Tip 2

Connecting with the people reading your message means communicating clearly so they can easily and quickly understand who you are and what you do. 

You should never use a long, difficult word when the simple version will do. For example:

  • Fugacious means fleeting, hard to capture
  • Precipitation means showers, drizzle, rain, rainfall
  • Somnambulism means sleepwalking
  • Ameliorate means improve
  • Ambulatory means moveable
  • Clandestine means secret.

You have all heard the saying, why use three words when one will do, and in certain circumstances I thoroughly agree with that statement. But it is not good to reduce a phrase to just one or two words if they cannot be understood correctly.

Some phrases can be left out completely or the sentence can be rewritten. For example:

In terms of the marketing strategy, we intend to use a good cross section of exposure.... The alternatives are... We intend to use a good cross section of exposure in our marketing strategy. Or... Our marketing strategy will give us a good cross section of exposure.

Don't make your sentences too long. Studies have shown that the average is between 15 and 20 words: 25 maximum.

Write sentences of between 10 and 16 words for advertising and marketing material, and cap the length at 20 words for formal writing, procedures manuals and other instruction material. Tailor the sentence length to the message.

If you've written sentences with 30, 35 or 40 words, rewrite the sentence. Usually, you can take out, and, the, that and but, add a full stop/period and start a new sentence.

The longer the sentence, the more concentration is needed to understand the message.

Tip 3

Do you write down your goals? If you do you're more likely to get what you want.

 

Here are simple ways to set a goal and note your achievements.

 

Setting an income goal

If you want to earn $50,000 a year, that's $1,000 per week, $200 per day, and if you charge $50 per hour, that’s four chargeable hours a day. Double all these figures if you want to earn $100,000 a year.


Goals and your to-do list

On Friday decide the goals you want to achieve during the next week and write them on Monday in your diary or in your electronic calendar. Every day write a “to-do” list with the actions needed to achieve the goals. The list should have about three to five activities.

Turn to Saturday in your paper diary and list your achievements or put them in your electronic calendar.

You may not have signed a multi million dollar contract, discussed the formula for changing the world, but I bet almost without exception you have achieved much more than you realise, simply because you didn’t write it down at the time. Or thought it was not worth recording.

Here’s a quote “A self-employed person plays their own tune and stands out from the rest of the band”.

Tip 4
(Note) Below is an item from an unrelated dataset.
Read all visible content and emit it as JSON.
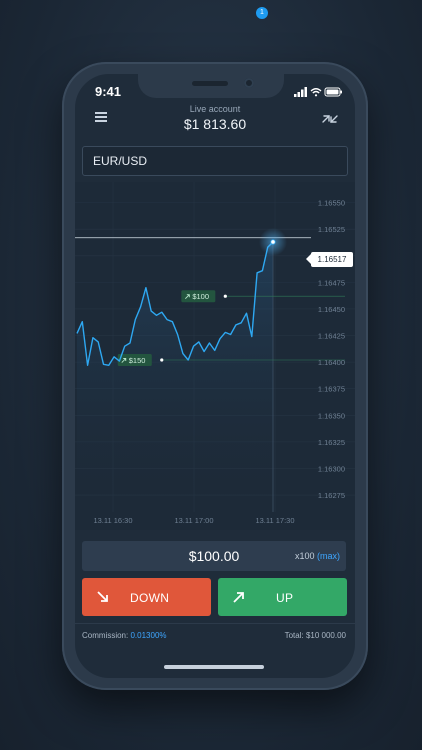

Content is everything and the rules for writing it have changed.  Documents are published in many places, on paper, computer screen, website, mobile device or your company's intranet.

Although the rules for content writing have changed, no one seems to have taken any notice.